What is needed
Could you return every line of the records below that contains the word "true"?

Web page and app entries
---------------

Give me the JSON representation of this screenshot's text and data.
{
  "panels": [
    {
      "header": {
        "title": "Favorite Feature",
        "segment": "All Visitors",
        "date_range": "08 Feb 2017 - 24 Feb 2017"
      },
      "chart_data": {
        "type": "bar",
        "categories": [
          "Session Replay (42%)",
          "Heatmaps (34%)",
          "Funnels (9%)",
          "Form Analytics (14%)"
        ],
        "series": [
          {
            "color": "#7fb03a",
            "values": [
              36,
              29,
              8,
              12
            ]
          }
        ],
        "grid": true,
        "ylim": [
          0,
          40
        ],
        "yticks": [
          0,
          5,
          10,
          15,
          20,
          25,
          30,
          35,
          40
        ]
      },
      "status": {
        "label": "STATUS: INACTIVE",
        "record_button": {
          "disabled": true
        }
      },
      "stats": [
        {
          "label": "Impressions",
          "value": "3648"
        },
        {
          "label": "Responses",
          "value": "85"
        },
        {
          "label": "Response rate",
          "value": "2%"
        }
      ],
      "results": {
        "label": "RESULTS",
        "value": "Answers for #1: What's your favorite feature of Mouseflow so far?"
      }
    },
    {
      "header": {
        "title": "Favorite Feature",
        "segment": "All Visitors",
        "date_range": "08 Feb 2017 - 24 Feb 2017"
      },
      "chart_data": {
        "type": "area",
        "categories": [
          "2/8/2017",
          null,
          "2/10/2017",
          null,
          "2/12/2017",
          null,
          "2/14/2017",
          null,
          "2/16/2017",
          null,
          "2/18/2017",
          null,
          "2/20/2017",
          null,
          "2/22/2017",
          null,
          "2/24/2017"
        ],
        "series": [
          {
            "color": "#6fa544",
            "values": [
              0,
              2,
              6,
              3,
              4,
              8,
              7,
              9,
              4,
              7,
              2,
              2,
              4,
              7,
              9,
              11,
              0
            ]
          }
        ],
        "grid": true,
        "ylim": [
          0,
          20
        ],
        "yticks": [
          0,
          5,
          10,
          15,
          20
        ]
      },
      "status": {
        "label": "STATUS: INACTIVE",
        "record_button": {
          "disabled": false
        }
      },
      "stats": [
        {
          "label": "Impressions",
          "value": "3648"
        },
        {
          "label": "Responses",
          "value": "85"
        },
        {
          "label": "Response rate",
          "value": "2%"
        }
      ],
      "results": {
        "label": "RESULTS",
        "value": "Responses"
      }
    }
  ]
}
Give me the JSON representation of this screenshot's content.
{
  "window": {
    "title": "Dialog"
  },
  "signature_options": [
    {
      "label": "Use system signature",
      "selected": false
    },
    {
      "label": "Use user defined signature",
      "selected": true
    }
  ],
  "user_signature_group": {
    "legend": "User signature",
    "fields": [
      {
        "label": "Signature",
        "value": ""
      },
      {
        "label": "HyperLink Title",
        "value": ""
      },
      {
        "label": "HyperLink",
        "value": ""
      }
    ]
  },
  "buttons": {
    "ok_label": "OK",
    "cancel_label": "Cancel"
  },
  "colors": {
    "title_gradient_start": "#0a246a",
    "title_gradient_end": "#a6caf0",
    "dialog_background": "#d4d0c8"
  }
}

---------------

Problem solution
        "grid": true,
          "disabled": true
        "grid": true,
      "selected": true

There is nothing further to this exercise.